Faraaz: I’ve been working on a novel for ever, but it’s been difficult. I enjoy the novel, and I want to keep at it, but I think short stories are pretty special, also from a personal perspective because of the way in which they build confidence and craft. Literally dozens. Off the top of my head, Zora Neale Hurston’s The Gilded Six Bits, Bettering Myself by Otessa Moshfegh, Namwali Serpell’s Take It. The best one probably hasn’t been written yet.
Chisom: Thanks for the recommendations! I saw somewhere that “writing a book is like fine wine…it takes time to age”. Could be true for novel writing. Outside of creative writing, you are an academic writer, with journal articles covering mental health and human rights. Is there an overlap between your creative and academic writing – in process, or otherwise? What is it like switching between both hats?
Faraaz: They are actually very separate. Sometimes the theme of mental health will come up in my creative writing but other than that, I don’t really follow the same process. Academic writing is much more technical, and often more collaborative. Creative writing is much more personal and requires much more depth actually.
Chisom: Do you have other passions or interests or pastimes, outside your writing and your career path? I read an old travelogue of yours from your time in Rio de Janeiro. Is travel, perhaps in more normal climes, on your list, if there is a list?
Faraaz: I do enjoy traveling. This period has offered me an opportunity to learn how to be in one place for the first time in a long time, which has actually been really special and grounding. As much as I love to see the world, I think I was overdue when it came to learning to stay in the moment and experience a place or a time fully without some form of escape.
Chisom: I think it’s a lesson worth learning, a way of living worth cultivating – stillness, groundedness, contentment, peace (all other things being equal). We’re near a wrap to this conversation which I’ve found as humane as it has been stimulating. What would you say of this journey so far with your creative writing, and the direction it’s headed towards? What has stood out the most for you? What have you learned about yourself, and/or the world, and/or the role/place of literature by treading this path (especially alongside a separate full-time career)?

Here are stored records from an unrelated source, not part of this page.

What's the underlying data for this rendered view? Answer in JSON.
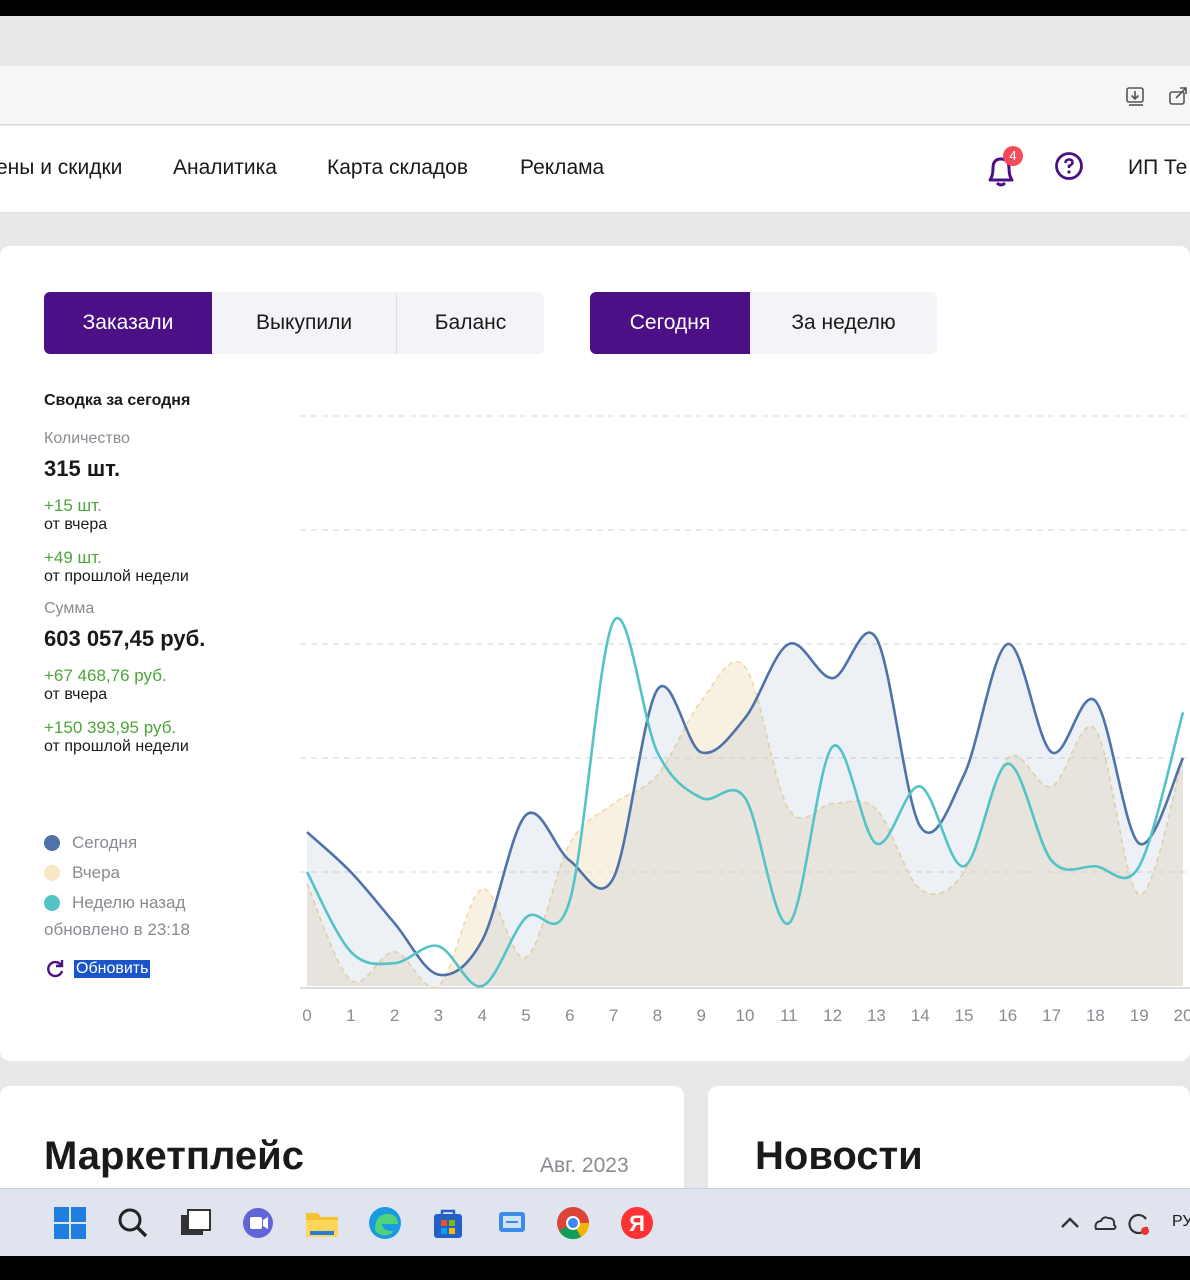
{
  "nav": {
    "items": [
      "ены и скидки",
      "Аналитика",
      "Карта складов",
      "Реклама"
    ],
    "notifications_count": "4",
    "user_label": "ИП Те"
  },
  "tabs": {
    "metric": [
      "Заказали",
      "Выкупили",
      "Баланс"
    ],
    "period": [
      "Сегодня",
      "За неделю"
    ],
    "active_metric": "Заказали",
    "active_period": "Сегодня"
  },
  "summary": {
    "title": "Сводка за сегодня",
    "qty_label": "Количество",
    "qty_value": "315 шт.",
    "qty_delta_yesterday": "+15 шт.",
    "from_yesterday": "от вчера",
    "qty_delta_week": "+49 шт.",
    "from_last_week": "от прошлой недели",
    "sum_label": "Сумма",
    "sum_value": "603 057,45 руб.",
    "sum_delta_yesterday": "+67 468,76 руб.",
    "sum_delta_week": "+150 393,95 руб.",
    "updated": "обновлено в 23:18",
    "refresh": "Обновить"
  },
  "legend": [
    {
      "label": "Сегодня",
      "color": "#4f72a8"
    },
    {
      "label": "Вчера",
      "color": "#f7e7c4"
    },
    {
      "label": "Неделю назад",
      "color": "#54c3c7"
    }
  ],
  "chart_data": {
    "type": "line",
    "x": [
      0,
      1,
      2,
      3,
      4,
      5,
      6,
      7,
      8,
      9,
      10,
      11,
      12,
      13,
      14,
      15,
      16,
      17,
      18,
      19,
      20
    ],
    "y_range": [
      0,
      5
    ],
    "grid": "horizontal dashed",
    "series": [
      {
        "name": "Сегодня",
        "color": "#4f72a8",
        "values": [
          1.35,
          1.0,
          0.55,
          0.1,
          0.4,
          1.5,
          1.1,
          0.95,
          2.6,
          2.05,
          2.35,
          3.0,
          2.7,
          3.05,
          1.4,
          1.85,
          3.0,
          2.05,
          2.5,
          1.25,
          2.0
        ]
      },
      {
        "name": "Вчера",
        "color": "#f7e7c4",
        "values": [
          0.9,
          0.05,
          0.3,
          0.0,
          0.85,
          0.25,
          1.25,
          1.6,
          1.85,
          2.5,
          2.8,
          1.55,
          1.6,
          1.55,
          0.85,
          1.0,
          2.0,
          1.75,
          2.25,
          0.8,
          2.0
        ]
      },
      {
        "name": "Неделю назад",
        "color": "#54c3c7",
        "values": [
          1.0,
          0.3,
          0.2,
          0.35,
          0.0,
          0.6,
          0.75,
          3.2,
          2.05,
          1.65,
          1.65,
          0.55,
          2.1,
          1.25,
          1.75,
          1.05,
          1.95,
          1.1,
          1.05,
          1.05,
          2.4
        ]
      }
    ]
  },
  "bottom": {
    "marketplace_title": "Маркетплейс",
    "marketplace_date": "Авг. 2023",
    "news_title": "Новости"
  },
  "taskbar": {
    "lang": "РУ"
  }
}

Faraaz: I would say that requires a lot of trust in oneself, and a lot of patience. I enjoy the process of writing and learning about myself through writing. There’s also a lot of possibility in it. I’ve been trying to find characters who are diverse and challenging to write about, and the experimentation of it is an interesting exercise. I also think the world of literature definitely demands a thick skin and a persistence that doesn’t come naturally to me. It’s like building a muscle I guess, in that it requires effort and struggle.

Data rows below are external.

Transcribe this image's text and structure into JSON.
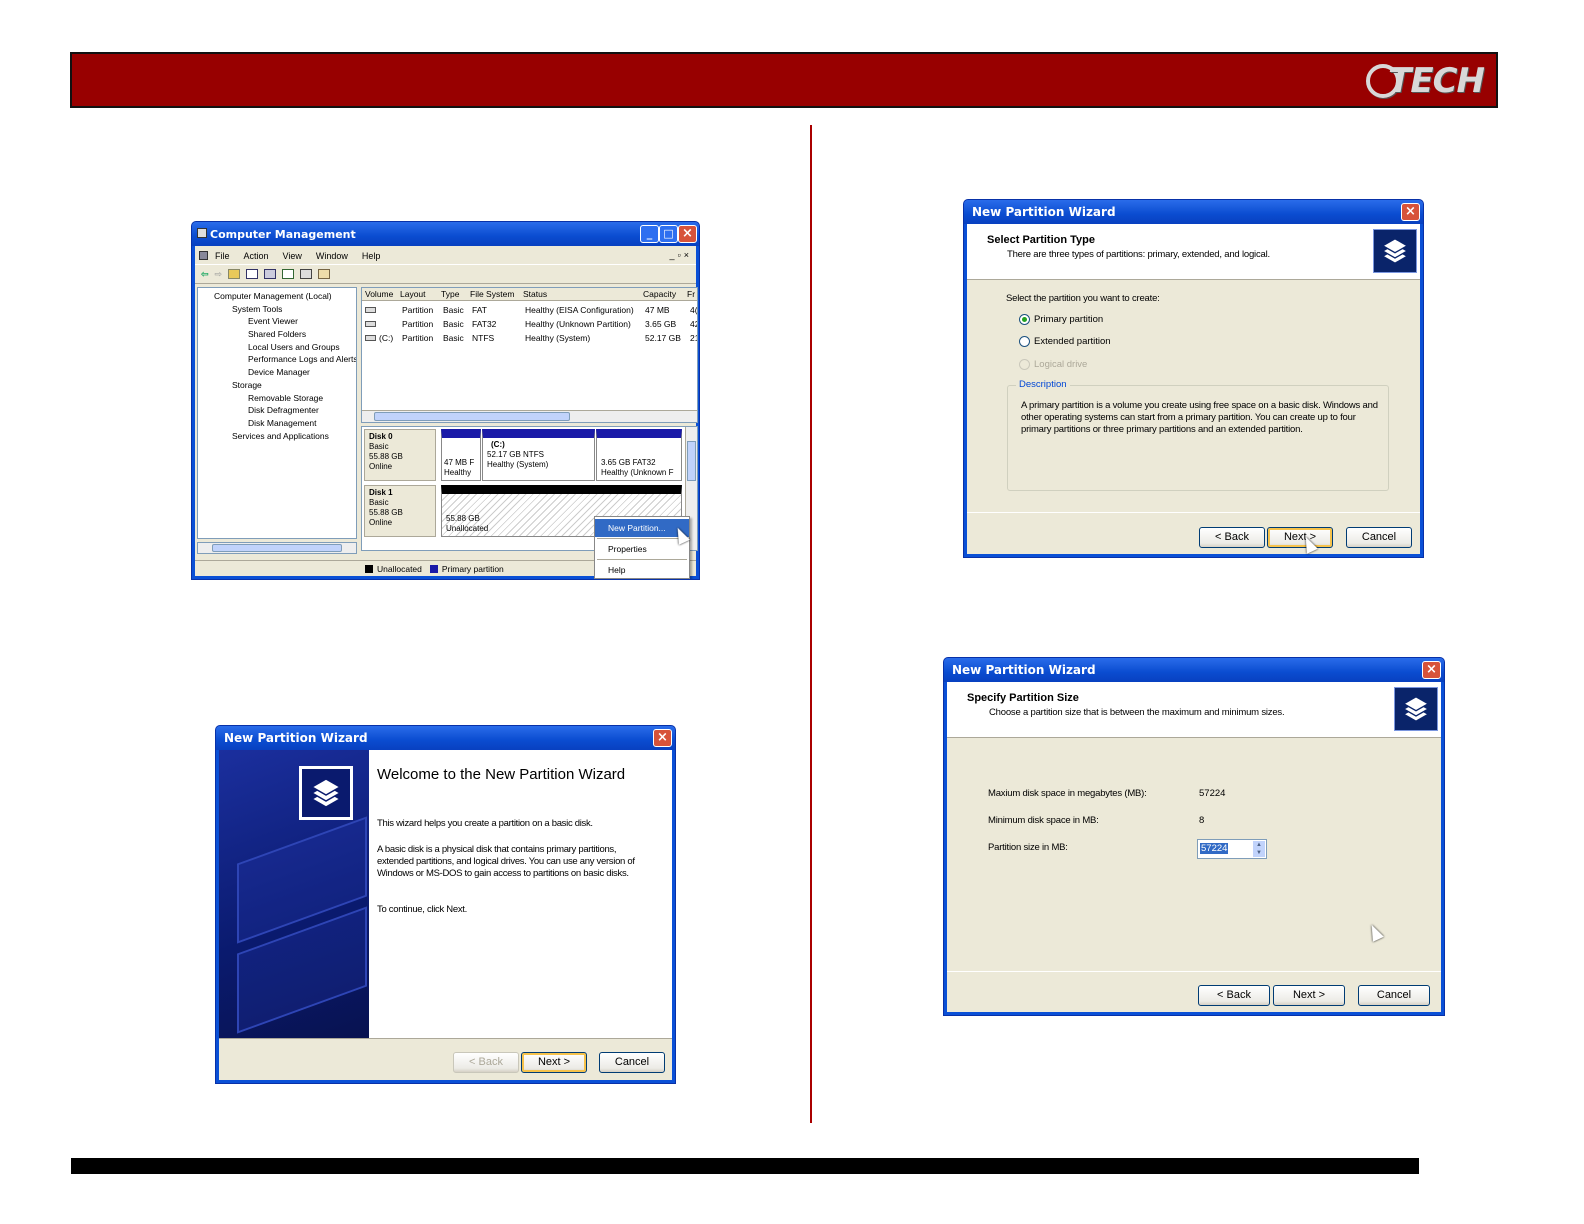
{
  "header": {
    "logo_text": "TECH",
    "colors": {
      "bar": "#980000",
      "divider": "#aa0000",
      "footer": "#000000"
    }
  },
  "cm": {
    "title": "Computer Management",
    "menu": [
      "File",
      "Action",
      "View",
      "Window",
      "Help"
    ],
    "tree": [
      {
        "label": "Computer Management (Local)",
        "level": 0
      },
      {
        "label": "System Tools",
        "level": 1
      },
      {
        "label": "Event Viewer",
        "level": 2
      },
      {
        "label": "Shared Folders",
        "level": 2
      },
      {
        "label": "Local Users and Groups",
        "level": 2
      },
      {
        "label": "Performance Logs and Alerts",
        "level": 2
      },
      {
        "label": "Device Manager",
        "level": 2
      },
      {
        "label": "Storage",
        "level": 1
      },
      {
        "label": "Removable Storage",
        "level": 2
      },
      {
        "label": "Disk Defragmenter",
        "level": 2
      },
      {
        "label": "Disk Management",
        "level": 2
      },
      {
        "label": "Services and Applications",
        "level": 1
      }
    ],
    "columns": [
      "Volume",
      "Layout",
      "Type",
      "File System",
      "Status",
      "Capacity",
      "Fr"
    ],
    "rows": [
      {
        "volume": "",
        "layout": "Partition",
        "type": "Basic",
        "fs": "FAT",
        "status": "Healthy (EISA Configuration)",
        "capacity": "47 MB",
        "fr": "4("
      },
      {
        "volume": "",
        "layout": "Partition",
        "type": "Basic",
        "fs": "FAT32",
        "status": "Healthy (Unknown Partition)",
        "capacity": "3.65 GB",
        "fr": "42"
      },
      {
        "volume": "(C:)",
        "layout": "Partition",
        "type": "Basic",
        "fs": "NTFS",
        "status": "Healthy (System)",
        "capacity": "52.17 GB",
        "fr": "21"
      }
    ],
    "disk0": {
      "name": "Disk 0",
      "type": "Basic",
      "size": "55.88 GB",
      "state": "Online",
      "p1": {
        "size": "47 MB F",
        "status": "Healthy"
      },
      "p2": {
        "name": "(C:)",
        "size": "52.17 GB NTFS",
        "status": "Healthy (System)"
      },
      "p3": {
        "size": "3.65 GB FAT32",
        "status": "Healthy (Unknown F"
      }
    },
    "disk1": {
      "name": "Disk 1",
      "type": "Basic",
      "size": "55.88 GB",
      "state": "Online",
      "p1": {
        "size": "55.88 GB",
        "status": "Unallocated"
      }
    },
    "legend": {
      "unallocated": "Unallocated",
      "primary": "Primary partition"
    },
    "context_menu": [
      "New Partition...",
      "Properties",
      "Help"
    ]
  },
  "wiz1": {
    "title": "New Partition Wizard",
    "heading": "Welcome to the New Partition Wizard",
    "p1": "This wizard helps you create a partition on a basic disk.",
    "p2": "A basic disk is a physical disk that contains primary partitions, extended partitions, and logical drives. You can use any version of Windows or MS-DOS to gain access to partitions on basic disks.",
    "p3": "To continue, click Next.",
    "back": "< Back",
    "next": "Next >",
    "cancel": "Cancel"
  },
  "wiz2": {
    "title": "New Partition Wizard",
    "heading": "Select Partition Type",
    "subheading": "There are three types of partitions: primary, extended, and logical.",
    "prompt": "Select the partition you want to create:",
    "opt1": "Primary partition",
    "opt2": "Extended partition",
    "opt3": "Logical drive",
    "desc_label": "Description",
    "desc": "A primary partition is a volume you create using free space on a basic disk. Windows and other operating systems can start from a primary partition. You can create up to four primary partitions or three primary partitions and an extended partition.",
    "back": "< Back",
    "next": "Next >",
    "cancel": "Cancel"
  },
  "wiz3": {
    "title": "New Partition Wizard",
    "heading": "Specify Partition Size",
    "subheading": "Choose a partition size that is between the maximum and minimum sizes.",
    "max_label": "Maxium disk space in megabytes (MB):",
    "max_value": "57224",
    "min_label": "Minimum disk space in MB:",
    "min_value": "8",
    "size_label": "Partition size in MB:",
    "size_value": "57224",
    "back": "< Back",
    "next": "Next >",
    "cancel": "Cancel"
  }
}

Chisom: I completely agree with you. Writing does require a lot of trust in oneself and a lot, a lot of patience. In all, the possibility it holds makes it beautiful. I wish you the very best as you build your muscle in the world of literature. It’s been a pleasure having this conversation with you, Faraaz. Thank you, and good luck for the Afritondo prize!
Faraaz: Thank you!

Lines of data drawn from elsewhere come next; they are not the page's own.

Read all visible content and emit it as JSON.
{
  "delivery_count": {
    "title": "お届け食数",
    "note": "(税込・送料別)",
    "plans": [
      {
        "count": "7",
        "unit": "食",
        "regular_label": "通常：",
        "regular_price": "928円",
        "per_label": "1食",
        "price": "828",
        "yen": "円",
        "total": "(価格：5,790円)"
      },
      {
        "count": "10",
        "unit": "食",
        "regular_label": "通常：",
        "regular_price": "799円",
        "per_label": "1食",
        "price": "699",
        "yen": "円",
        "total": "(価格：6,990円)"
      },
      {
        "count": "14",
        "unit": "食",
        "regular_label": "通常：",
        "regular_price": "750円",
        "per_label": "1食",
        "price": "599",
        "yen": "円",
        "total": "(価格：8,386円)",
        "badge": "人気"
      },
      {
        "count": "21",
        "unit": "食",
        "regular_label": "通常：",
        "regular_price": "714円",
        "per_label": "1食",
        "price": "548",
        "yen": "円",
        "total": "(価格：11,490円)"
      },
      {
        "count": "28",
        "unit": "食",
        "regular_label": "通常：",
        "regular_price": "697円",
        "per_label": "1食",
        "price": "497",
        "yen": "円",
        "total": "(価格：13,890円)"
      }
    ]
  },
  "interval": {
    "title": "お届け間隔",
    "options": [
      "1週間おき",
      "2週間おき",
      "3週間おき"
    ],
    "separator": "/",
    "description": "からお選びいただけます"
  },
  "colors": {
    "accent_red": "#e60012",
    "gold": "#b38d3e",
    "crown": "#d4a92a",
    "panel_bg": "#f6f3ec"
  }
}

This conversation was conducted prior to the announcement of the winner of the 2021 Afritondo Short Story Prize.
Chisom Okwara is a Nigerian writer and interviewer. She writes essays and travelogues (with publications in the Question Marker, Thrive Global and Popula) and hopes to get back to writing fiction soon. She participated in British Council’s Future News Worldwide Conference for young student journalists in 2019. Currently, she is a full-time Project Coordinator at SoCha LLC.